── ENTRIES SUPPLIED

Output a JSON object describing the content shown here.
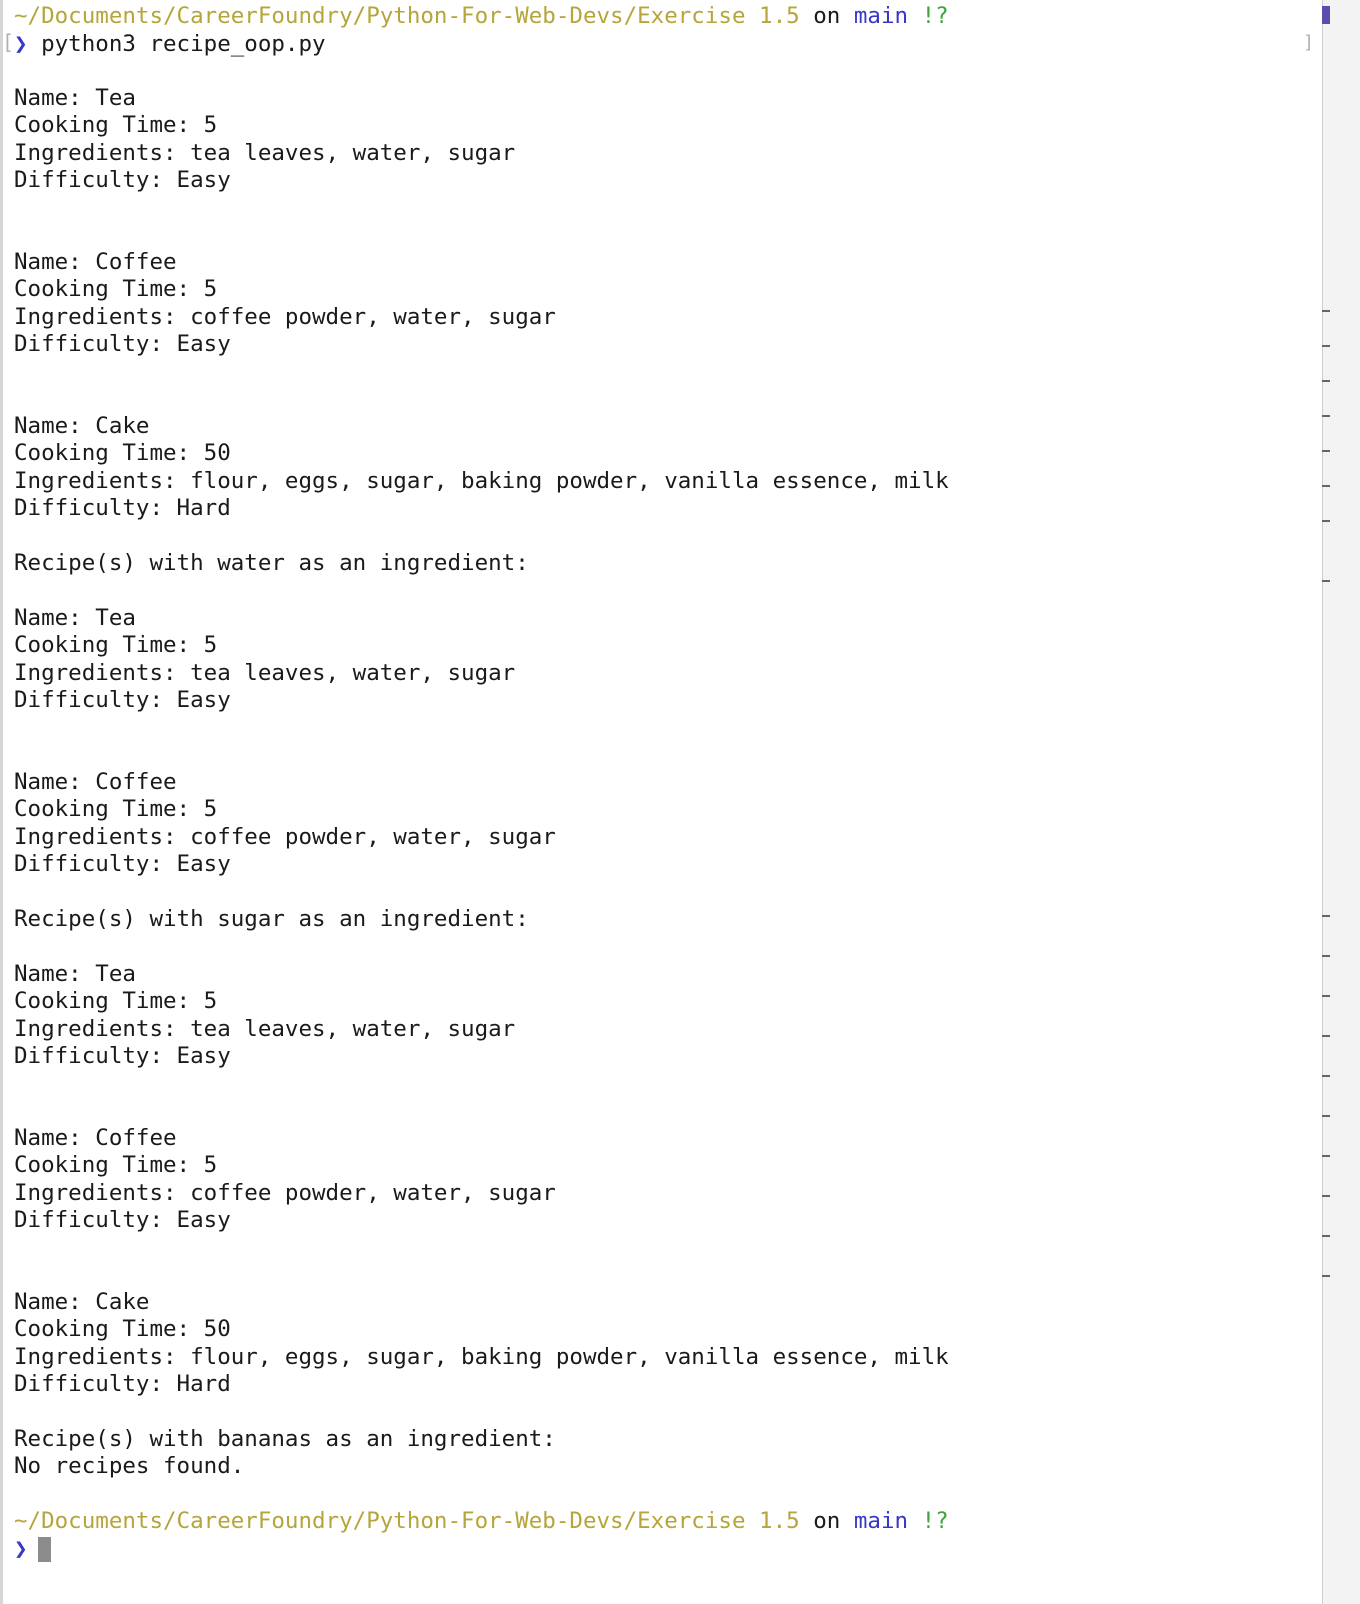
{
  "prompt": {
    "path": "~/Documents/CareerFoundry/Python-For-Web-Devs/Exercise 1.5",
    "on": "on",
    "branch": "main",
    "status": "!?",
    "symbol": "❯"
  },
  "command": "python3 recipe_oop.py",
  "output": {
    "l1": "Name: Tea",
    "l2": "Cooking Time: 5",
    "l3": "Ingredients: tea leaves, water, sugar",
    "l4": "Difficulty: Easy",
    "l5": "Name: Coffee",
    "l6": "Cooking Time: 5",
    "l7": "Ingredients: coffee powder, water, sugar",
    "l8": "Difficulty: Easy",
    "l9": "Name: Cake",
    "l10": "Cooking Time: 50",
    "l11": "Ingredients: flour, eggs, sugar, baking powder, vanilla essence, milk",
    "l12": "Difficulty: Hard",
    "l13": "Recipe(s) with water as an ingredient:",
    "l14": "Name: Tea",
    "l15": "Cooking Time: 5",
    "l16": "Ingredients: tea leaves, water, sugar",
    "l17": "Difficulty: Easy",
    "l18": "Name: Coffee",
    "l19": "Cooking Time: 5",
    "l20": "Ingredients: coffee powder, water, sugar",
    "l21": "Difficulty: Easy",
    "l22": "Recipe(s) with sugar as an ingredient:",
    "l23": "Name: Tea",
    "l24": "Cooking Time: 5",
    "l25": "Ingredients: tea leaves, water, sugar",
    "l26": "Difficulty: Easy",
    "l27": "Name: Coffee",
    "l28": "Cooking Time: 5",
    "l29": "Ingredients: coffee powder, water, sugar",
    "l30": "Difficulty: Easy",
    "l31": "Name: Cake",
    "l32": "Cooking Time: 50",
    "l33": "Ingredients: flour, eggs, sugar, baking powder, vanilla essence, milk",
    "l34": "Difficulty: Hard",
    "l35": "Recipe(s) with bananas as an ingredient:",
    "l36": "No recipes found."
  },
  "colors": {
    "path": "#b5a53a",
    "branch": "#3a36c8",
    "status": "#3aa53a",
    "text": "#1a1a1a"
  }
}
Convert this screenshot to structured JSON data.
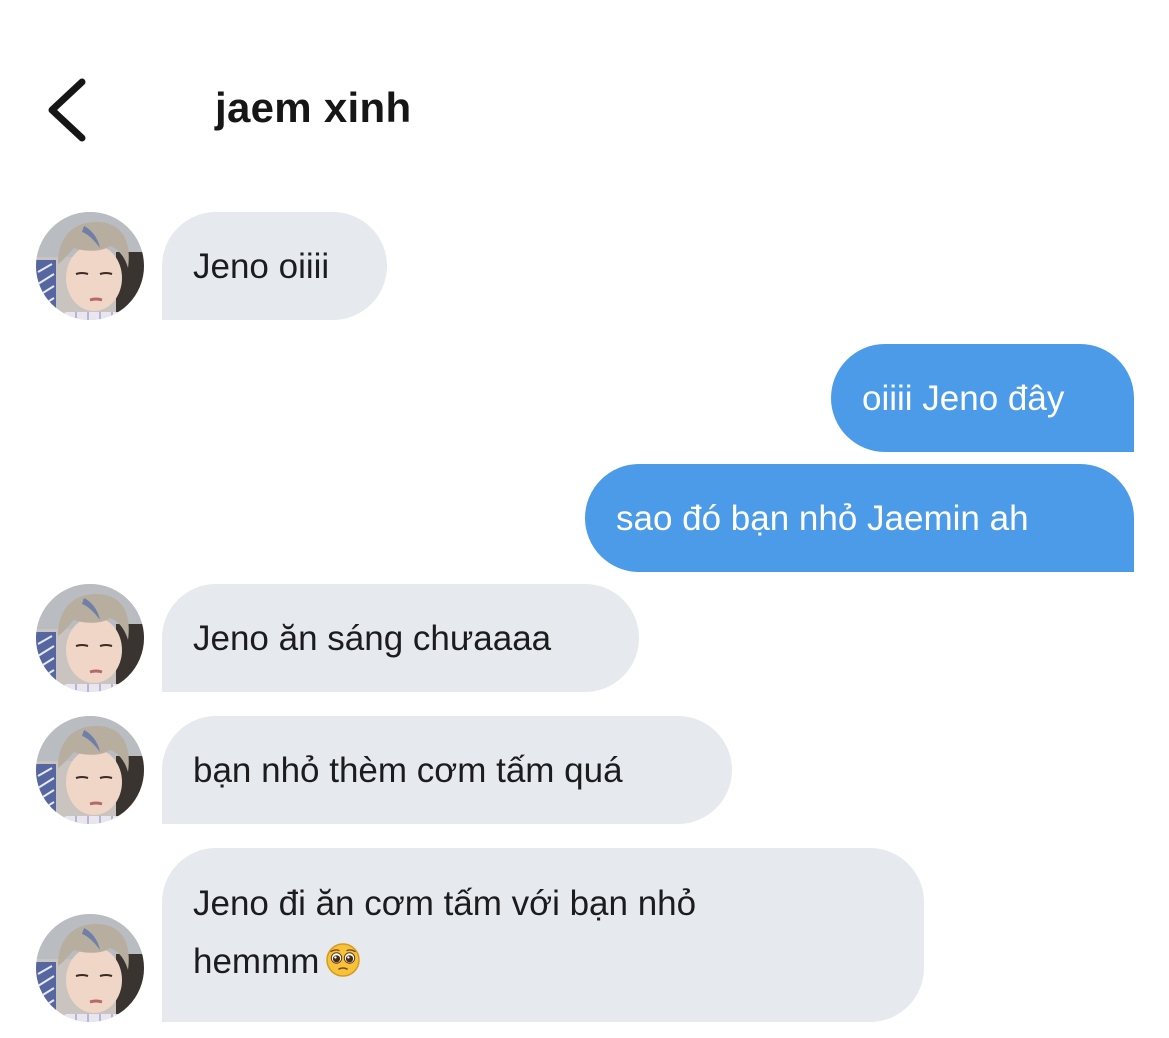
{
  "header": {
    "title": "jaem xinh",
    "back_icon": "chevron-left-icon"
  },
  "colors": {
    "incoming_bubble": "#e6e9ed",
    "outgoing_bubble": "#4b9be8",
    "outgoing_text": "#ffffff",
    "text": "#1c1c1e"
  },
  "messages": [
    {
      "sender": "jaem xinh",
      "direction": "incoming",
      "text": "Jeno oiiii"
    },
    {
      "sender": "me",
      "direction": "outgoing",
      "text": "oiiii Jeno đây"
    },
    {
      "sender": "me",
      "direction": "outgoing",
      "text": "sao đó bạn nhỏ Jaemin ah"
    },
    {
      "sender": "jaem xinh",
      "direction": "incoming",
      "text": "Jeno ăn sáng chưaaaa"
    },
    {
      "sender": "jaem xinh",
      "direction": "incoming",
      "text": "bạn nhỏ thèm cơm tấm quá"
    },
    {
      "sender": "jaem xinh",
      "direction": "incoming",
      "line1": "Jeno đi ăn cơm tấm với bạn nhỏ",
      "line2": "hemmm",
      "emoji": "pleading-face-emoji"
    }
  ]
}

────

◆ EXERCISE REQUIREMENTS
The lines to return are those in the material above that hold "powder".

◆ ANSWER FOR THE TASK
    "l7": "Ingredients: coffee powder, water, sugar",
    "l11": "Ingredients: flour, eggs, sugar, baking powder, vanilla essence, milk",
    "l20": "Ingredients: coffee powder, water, sugar",
    "l29": "Ingredients: coffee powder, water, sugar",
    "l33": "Ingredients: flour, eggs, sugar, baking powder, vanilla essence, milk",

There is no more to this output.